PROBLEM TO WORK ON: Search the data for the word "likes" and copy each line that has it.

________________________

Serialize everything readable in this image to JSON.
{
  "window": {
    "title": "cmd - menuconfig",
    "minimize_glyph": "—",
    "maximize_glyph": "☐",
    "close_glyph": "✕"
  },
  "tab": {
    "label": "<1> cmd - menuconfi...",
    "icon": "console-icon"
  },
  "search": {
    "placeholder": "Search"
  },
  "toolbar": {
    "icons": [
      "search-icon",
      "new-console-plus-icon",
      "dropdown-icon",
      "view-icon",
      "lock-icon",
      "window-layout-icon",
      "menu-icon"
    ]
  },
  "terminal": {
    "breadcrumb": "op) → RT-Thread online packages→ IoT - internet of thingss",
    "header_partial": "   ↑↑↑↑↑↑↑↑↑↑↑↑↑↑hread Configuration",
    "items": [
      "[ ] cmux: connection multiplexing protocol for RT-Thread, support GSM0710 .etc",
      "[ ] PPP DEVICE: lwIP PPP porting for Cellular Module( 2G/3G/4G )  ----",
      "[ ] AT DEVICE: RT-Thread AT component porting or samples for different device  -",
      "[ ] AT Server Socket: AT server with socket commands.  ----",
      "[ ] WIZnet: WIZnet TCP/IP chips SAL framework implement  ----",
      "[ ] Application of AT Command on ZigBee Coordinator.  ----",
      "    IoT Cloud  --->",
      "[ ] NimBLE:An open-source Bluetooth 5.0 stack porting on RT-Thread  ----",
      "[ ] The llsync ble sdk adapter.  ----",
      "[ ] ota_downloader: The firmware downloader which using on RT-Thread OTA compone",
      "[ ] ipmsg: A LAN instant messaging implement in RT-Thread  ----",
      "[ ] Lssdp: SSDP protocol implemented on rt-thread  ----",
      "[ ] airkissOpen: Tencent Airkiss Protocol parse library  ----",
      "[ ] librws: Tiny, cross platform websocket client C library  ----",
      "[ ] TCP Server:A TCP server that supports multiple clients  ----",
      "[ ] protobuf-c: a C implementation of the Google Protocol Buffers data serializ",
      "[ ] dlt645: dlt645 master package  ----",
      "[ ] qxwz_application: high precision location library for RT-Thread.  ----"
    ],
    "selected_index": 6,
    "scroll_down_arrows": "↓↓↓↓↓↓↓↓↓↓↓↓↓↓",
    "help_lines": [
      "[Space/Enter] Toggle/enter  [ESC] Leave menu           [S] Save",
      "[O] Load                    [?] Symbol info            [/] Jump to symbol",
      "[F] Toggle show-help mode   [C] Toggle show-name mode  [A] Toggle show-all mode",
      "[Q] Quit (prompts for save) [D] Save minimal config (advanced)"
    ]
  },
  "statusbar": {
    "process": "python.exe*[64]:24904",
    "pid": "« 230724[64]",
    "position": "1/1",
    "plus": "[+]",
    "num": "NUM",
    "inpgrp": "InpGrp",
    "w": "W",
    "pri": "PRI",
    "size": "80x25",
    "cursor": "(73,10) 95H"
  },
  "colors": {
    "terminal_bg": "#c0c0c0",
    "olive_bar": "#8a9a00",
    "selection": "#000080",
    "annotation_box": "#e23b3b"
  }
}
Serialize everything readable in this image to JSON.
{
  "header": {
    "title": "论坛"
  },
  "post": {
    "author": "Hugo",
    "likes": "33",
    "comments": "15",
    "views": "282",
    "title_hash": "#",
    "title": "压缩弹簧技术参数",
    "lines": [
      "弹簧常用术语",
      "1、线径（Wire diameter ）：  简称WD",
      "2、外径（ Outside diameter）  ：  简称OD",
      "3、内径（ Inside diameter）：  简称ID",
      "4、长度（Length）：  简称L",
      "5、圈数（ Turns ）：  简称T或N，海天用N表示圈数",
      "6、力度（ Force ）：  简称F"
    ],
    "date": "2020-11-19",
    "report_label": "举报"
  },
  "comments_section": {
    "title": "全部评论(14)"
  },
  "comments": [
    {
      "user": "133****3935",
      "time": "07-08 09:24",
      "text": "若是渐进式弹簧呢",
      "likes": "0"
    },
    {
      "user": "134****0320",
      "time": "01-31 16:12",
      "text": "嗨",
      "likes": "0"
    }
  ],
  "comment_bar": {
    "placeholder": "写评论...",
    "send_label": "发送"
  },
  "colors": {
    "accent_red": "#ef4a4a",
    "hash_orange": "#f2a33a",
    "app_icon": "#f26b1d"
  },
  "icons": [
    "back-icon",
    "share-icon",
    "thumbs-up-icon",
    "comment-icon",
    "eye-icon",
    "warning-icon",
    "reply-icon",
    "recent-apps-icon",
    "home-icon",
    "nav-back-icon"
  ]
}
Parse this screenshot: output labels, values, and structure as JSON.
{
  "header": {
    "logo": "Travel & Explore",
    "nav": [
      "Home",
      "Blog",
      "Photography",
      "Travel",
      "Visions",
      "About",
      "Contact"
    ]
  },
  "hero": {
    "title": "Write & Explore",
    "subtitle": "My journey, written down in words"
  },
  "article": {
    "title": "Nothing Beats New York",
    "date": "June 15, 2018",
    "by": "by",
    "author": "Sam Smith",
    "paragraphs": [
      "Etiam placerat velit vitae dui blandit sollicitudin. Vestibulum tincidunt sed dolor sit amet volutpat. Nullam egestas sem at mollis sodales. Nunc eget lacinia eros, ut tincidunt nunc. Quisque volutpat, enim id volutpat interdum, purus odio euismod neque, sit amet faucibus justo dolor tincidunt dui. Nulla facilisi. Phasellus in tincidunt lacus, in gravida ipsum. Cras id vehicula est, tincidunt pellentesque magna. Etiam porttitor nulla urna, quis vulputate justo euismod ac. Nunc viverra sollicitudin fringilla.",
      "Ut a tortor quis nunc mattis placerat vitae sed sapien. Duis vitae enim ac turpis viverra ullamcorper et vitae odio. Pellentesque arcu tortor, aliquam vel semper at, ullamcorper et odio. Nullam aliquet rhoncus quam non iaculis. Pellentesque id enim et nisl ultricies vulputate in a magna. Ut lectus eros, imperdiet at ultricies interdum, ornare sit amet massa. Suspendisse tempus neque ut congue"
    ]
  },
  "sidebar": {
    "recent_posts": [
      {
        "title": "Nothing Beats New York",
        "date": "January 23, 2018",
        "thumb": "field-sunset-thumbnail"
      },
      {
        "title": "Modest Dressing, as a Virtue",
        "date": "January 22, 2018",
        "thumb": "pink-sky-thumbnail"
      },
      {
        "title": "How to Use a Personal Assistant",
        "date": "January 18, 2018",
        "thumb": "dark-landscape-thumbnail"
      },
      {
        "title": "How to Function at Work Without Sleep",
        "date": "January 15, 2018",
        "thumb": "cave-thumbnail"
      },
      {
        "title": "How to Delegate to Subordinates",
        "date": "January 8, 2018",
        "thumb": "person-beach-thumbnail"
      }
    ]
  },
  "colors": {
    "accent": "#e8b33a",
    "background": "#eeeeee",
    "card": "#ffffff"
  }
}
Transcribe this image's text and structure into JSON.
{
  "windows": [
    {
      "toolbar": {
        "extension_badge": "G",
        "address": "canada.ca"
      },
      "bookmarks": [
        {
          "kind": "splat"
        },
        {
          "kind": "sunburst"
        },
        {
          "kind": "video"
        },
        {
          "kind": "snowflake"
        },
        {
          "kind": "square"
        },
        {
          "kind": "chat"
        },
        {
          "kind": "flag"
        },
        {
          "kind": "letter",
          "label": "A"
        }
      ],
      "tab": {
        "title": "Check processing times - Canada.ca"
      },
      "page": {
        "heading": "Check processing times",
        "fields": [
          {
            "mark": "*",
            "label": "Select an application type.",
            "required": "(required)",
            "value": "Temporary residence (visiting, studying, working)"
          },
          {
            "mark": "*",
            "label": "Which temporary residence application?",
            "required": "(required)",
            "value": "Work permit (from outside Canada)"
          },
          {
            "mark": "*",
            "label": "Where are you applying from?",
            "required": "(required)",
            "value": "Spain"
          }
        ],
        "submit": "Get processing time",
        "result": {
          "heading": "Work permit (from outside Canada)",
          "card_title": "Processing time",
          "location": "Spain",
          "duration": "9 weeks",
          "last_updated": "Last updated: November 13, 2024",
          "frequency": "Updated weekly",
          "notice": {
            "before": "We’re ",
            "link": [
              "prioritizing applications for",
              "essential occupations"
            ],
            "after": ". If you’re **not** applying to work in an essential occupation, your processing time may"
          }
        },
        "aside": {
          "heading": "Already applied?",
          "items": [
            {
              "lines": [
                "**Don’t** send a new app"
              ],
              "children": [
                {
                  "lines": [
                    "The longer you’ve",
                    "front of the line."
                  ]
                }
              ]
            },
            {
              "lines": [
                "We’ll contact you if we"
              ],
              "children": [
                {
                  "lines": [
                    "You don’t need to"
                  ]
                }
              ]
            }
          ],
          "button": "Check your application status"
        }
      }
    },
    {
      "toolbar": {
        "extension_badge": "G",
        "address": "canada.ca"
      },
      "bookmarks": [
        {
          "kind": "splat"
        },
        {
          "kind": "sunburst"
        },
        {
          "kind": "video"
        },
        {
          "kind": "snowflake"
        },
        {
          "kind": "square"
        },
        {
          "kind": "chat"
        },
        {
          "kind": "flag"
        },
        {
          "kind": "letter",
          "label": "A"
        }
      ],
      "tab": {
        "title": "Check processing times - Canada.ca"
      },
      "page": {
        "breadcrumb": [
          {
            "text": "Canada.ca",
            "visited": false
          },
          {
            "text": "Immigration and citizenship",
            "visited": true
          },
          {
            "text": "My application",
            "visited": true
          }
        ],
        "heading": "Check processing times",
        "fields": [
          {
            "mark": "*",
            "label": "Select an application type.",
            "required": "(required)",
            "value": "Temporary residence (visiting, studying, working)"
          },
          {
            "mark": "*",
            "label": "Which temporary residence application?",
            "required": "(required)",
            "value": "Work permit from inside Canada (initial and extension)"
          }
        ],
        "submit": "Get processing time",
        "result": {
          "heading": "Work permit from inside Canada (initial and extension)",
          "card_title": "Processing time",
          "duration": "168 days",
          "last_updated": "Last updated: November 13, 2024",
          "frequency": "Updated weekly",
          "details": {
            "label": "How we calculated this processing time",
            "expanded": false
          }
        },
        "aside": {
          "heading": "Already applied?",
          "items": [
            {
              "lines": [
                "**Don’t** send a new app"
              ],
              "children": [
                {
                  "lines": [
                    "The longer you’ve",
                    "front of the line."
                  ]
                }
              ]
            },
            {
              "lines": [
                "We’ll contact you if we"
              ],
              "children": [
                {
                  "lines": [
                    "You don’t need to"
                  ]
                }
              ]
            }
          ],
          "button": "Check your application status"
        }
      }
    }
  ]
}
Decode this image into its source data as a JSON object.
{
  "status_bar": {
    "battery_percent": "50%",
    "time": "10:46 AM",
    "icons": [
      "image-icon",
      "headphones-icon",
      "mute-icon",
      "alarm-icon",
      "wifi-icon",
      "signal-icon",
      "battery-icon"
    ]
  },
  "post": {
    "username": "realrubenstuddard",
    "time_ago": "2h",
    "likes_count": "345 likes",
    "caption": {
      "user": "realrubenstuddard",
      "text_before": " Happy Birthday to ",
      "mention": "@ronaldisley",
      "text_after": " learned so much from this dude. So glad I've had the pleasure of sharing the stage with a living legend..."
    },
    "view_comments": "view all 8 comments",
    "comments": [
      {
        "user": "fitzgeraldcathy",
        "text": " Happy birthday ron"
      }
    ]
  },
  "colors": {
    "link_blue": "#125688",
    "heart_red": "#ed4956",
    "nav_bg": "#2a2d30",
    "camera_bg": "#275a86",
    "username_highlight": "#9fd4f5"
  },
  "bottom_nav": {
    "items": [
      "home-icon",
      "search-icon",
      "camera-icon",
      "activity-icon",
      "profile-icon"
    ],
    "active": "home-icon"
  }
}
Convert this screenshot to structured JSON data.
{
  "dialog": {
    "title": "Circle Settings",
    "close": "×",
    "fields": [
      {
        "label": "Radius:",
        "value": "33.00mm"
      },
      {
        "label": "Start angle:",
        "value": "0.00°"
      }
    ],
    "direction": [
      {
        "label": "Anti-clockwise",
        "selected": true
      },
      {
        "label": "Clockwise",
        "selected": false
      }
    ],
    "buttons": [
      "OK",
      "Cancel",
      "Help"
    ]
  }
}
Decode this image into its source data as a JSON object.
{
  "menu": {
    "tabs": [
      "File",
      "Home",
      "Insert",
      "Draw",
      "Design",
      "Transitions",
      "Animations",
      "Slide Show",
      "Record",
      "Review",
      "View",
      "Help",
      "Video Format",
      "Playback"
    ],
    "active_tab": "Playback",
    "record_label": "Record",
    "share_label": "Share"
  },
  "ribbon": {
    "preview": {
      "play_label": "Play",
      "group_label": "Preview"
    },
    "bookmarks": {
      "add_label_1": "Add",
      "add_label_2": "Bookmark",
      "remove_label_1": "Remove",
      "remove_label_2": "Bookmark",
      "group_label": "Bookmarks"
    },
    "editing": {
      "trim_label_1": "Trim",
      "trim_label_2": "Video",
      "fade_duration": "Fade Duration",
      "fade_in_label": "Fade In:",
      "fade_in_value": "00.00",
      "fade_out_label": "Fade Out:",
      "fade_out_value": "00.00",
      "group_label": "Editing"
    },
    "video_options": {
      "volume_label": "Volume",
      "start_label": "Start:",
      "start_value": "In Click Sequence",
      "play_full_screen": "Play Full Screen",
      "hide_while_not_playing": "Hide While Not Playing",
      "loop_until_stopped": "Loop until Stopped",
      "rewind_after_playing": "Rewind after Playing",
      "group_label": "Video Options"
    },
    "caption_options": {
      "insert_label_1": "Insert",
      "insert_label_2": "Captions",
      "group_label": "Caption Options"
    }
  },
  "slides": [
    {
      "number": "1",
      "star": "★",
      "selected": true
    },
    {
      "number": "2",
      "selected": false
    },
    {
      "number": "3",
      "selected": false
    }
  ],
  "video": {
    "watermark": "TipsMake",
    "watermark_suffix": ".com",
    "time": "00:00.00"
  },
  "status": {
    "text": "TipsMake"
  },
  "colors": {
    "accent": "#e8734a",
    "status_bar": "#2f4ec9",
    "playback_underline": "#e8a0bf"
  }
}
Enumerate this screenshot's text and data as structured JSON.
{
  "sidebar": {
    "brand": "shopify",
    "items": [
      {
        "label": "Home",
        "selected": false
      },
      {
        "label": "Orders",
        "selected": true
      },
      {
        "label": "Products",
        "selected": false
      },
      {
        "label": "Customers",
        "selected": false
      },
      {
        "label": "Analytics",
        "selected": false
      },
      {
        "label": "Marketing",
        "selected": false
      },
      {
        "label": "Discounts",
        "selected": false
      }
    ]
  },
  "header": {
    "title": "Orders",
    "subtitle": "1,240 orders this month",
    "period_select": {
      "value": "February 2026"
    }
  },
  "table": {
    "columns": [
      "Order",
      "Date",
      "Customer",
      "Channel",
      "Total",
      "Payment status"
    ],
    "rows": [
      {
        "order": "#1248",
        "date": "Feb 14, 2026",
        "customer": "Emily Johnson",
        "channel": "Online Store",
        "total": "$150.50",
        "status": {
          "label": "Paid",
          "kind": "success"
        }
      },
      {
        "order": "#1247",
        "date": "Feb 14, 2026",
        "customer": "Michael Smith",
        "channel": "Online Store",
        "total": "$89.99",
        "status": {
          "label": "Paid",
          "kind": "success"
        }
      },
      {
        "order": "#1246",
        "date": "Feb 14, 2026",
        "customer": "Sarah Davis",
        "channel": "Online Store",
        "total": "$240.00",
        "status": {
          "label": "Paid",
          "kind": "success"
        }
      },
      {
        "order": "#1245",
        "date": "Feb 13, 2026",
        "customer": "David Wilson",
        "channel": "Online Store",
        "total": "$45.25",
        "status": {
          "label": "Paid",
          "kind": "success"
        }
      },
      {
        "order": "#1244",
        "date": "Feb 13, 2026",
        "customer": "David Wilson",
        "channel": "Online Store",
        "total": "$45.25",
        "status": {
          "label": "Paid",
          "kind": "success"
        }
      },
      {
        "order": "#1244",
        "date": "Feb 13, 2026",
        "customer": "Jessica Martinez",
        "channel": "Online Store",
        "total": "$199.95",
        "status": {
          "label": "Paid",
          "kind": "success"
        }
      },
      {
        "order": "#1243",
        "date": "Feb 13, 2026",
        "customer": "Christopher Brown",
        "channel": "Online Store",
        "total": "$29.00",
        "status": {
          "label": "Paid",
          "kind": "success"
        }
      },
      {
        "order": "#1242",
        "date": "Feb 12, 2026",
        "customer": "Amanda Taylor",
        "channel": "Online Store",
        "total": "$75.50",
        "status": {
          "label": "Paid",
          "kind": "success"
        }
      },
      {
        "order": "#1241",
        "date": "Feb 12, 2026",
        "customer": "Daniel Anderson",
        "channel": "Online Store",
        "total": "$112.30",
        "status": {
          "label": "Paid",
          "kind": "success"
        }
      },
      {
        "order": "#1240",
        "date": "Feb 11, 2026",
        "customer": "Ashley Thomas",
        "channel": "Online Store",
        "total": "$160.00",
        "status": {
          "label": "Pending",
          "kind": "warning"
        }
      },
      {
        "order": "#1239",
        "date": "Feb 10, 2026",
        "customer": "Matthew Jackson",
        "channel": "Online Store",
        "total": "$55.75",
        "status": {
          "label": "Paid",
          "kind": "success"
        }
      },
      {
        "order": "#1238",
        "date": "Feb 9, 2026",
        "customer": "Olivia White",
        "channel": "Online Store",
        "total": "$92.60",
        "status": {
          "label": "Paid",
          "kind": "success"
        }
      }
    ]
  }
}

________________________

ANSWER BOX:
    "likes": "33",
      "likes": "0"
      "likes": "0"
    "likes_count": "345 likes",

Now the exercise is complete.